*Available data*.
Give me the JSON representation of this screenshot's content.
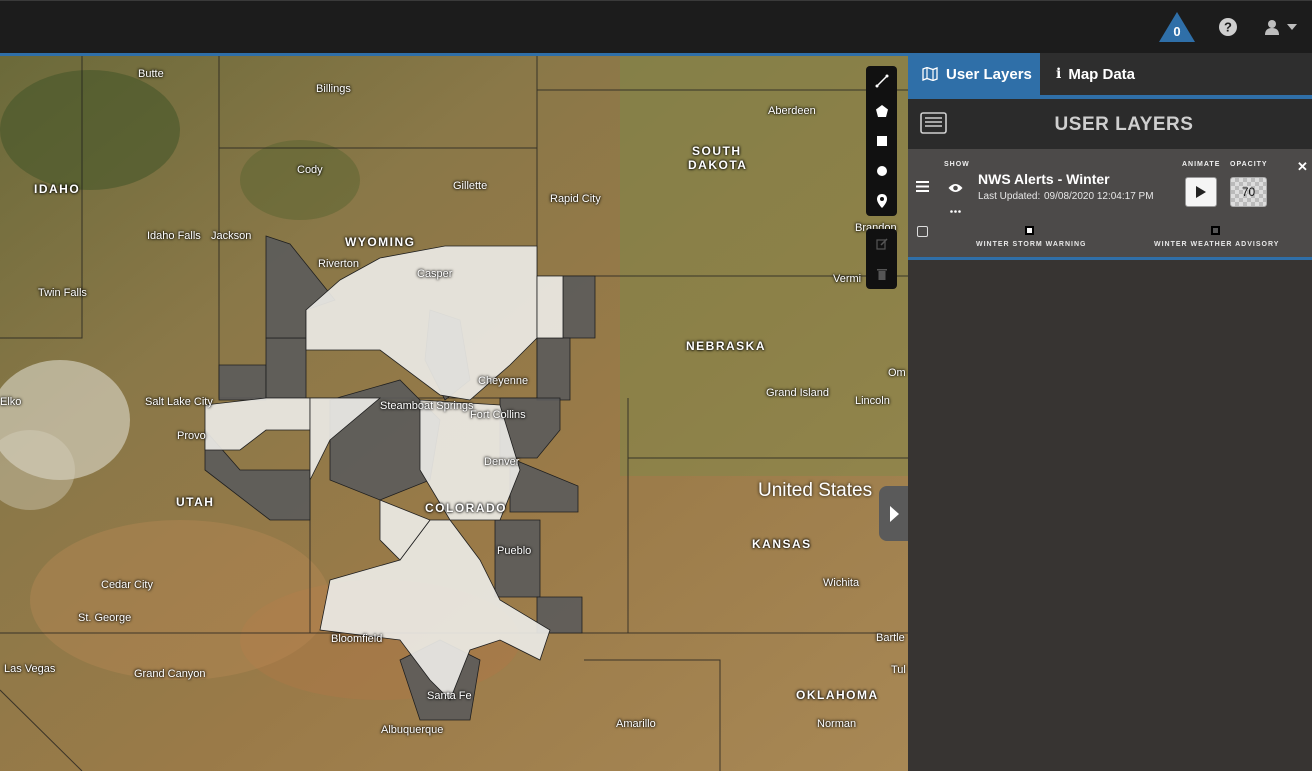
{
  "topbar": {
    "alert_count": "0",
    "icons": [
      "alert-triangle-icon",
      "help-circle-icon",
      "user-icon",
      "caret-down-icon"
    ]
  },
  "map": {
    "country_label": "United States",
    "state_labels": [
      "IDAHO",
      "WYOMING",
      "SOUTH",
      "DAKOTA",
      "NEBRASKA",
      "UTAH",
      "COLORADO",
      "KANSAS",
      "OKLAHOMA"
    ],
    "city_labels": [
      "Butte",
      "Billings",
      "Aberdeen",
      "Cody",
      "Gillette",
      "Rapid City",
      "Idaho Falls",
      "Jackson",
      "Riverton",
      "Casper",
      "Brandon",
      "Twin Falls",
      "Vermi",
      "Salt Lake City",
      "Steamboat Springs",
      "Fort Collins",
      "Cheyenne",
      "Denver",
      "Grand Island",
      "Lincoln",
      "Om",
      "Provo",
      "Pueblo",
      "Cedar City",
      "St. George",
      "Bloomfield",
      "Wichita",
      "Las Vegas",
      "Grand Canyon",
      "Santa Fe",
      "Albuquerque",
      "Amarillo",
      "Norman",
      "Bartle",
      "Tul",
      "Elko"
    ],
    "colors": {
      "accent": "#2f6fa8",
      "warning_fill": "#ededea",
      "advisory_fill": "#5a5a5a"
    }
  },
  "tools": {
    "draw": [
      "line-tool-icon",
      "polygon-tool-icon",
      "rectangle-tool-icon",
      "circle-tool-icon",
      "marker-tool-icon"
    ],
    "edit": [
      "edit-tool-icon",
      "trash-tool-icon"
    ]
  },
  "panel": {
    "tabs": [
      {
        "label": "User Layers",
        "icon": "map-icon",
        "active": true
      },
      {
        "label": "Map Data",
        "icon": "info-icon",
        "active": false
      }
    ],
    "title": "USER LAYERS",
    "layer": {
      "show_label": "SHOW",
      "animate_label": "ANIMATE",
      "opacity_label": "OPACITY",
      "name": "NWS Alerts - Winter",
      "updated_label": "Last Updated:",
      "updated_value": "09/08/2020 12:04:17 PM",
      "opacity_value": "70",
      "legend": [
        {
          "label": "WINTER STORM WARNING",
          "color": "#ffffff"
        },
        {
          "label": "WINTER WEATHER ADVISORY",
          "color": "#555555"
        }
      ]
    }
  }
}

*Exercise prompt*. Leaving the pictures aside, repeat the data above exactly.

*Response for this exercise*.
Give me the JSON representation of this screenshot's content.
{
  "topbar": {
    "alert_count": "0",
    "icons": [
      "alert-triangle-icon",
      "help-circle-icon",
      "user-icon",
      "caret-down-icon"
    ]
  },
  "map": {
    "country_label": "United States",
    "state_labels": [
      "IDAHO",
      "WYOMING",
      "SOUTH",
      "DAKOTA",
      "NEBRASKA",
      "UTAH",
      "COLORADO",
      "KANSAS",
      "OKLAHOMA"
    ],
    "city_labels": [
      "Butte",
      "Billings",
      "Aberdeen",
      "Cody",
      "Gillette",
      "Rapid City",
      "Idaho Falls",
      "Jackson",
      "Riverton",
      "Casper",
      "Brandon",
      "Twin Falls",
      "Vermi",
      "Salt Lake City",
      "Steamboat Springs",
      "Fort Collins",
      "Cheyenne",
      "Denver",
      "Grand Island",
      "Lincoln",
      "Om",
      "Provo",
      "Pueblo",
      "Cedar City",
      "St. George",
      "Bloomfield",
      "Wichita",
      "Las Vegas",
      "Grand Canyon",
      "Santa Fe",
      "Albuquerque",
      "Amarillo",
      "Norman",
      "Bartle",
      "Tul",
      "Elko"
    ],
    "colors": {
      "accent": "#2f6fa8",
      "warning_fill": "#ededea",
      "advisory_fill": "#5a5a5a"
    }
  },
  "tools": {
    "draw": [
      "line-tool-icon",
      "polygon-tool-icon",
      "rectangle-tool-icon",
      "circle-tool-icon",
      "marker-tool-icon"
    ],
    "edit": [
      "edit-tool-icon",
      "trash-tool-icon"
    ]
  },
  "panel": {
    "tabs": [
      {
        "label": "User Layers",
        "icon": "map-icon",
        "active": true
      },
      {
        "label": "Map Data",
        "icon": "info-icon",
        "active": false
      }
    ],
    "title": "USER LAYERS",
    "layer": {
      "show_label": "SHOW",
      "animate_label": "ANIMATE",
      "opacity_label": "OPACITY",
      "name": "NWS Alerts - Winter",
      "updated_label": "Last Updated:",
      "updated_value": "09/08/2020 12:04:17 PM",
      "opacity_value": "70",
      "legend": [
        {
          "label": "WINTER STORM WARNING",
          "color": "#ffffff"
        },
        {
          "label": "WINTER WEATHER ADVISORY",
          "color": "#555555"
        }
      ]
    }
  }
}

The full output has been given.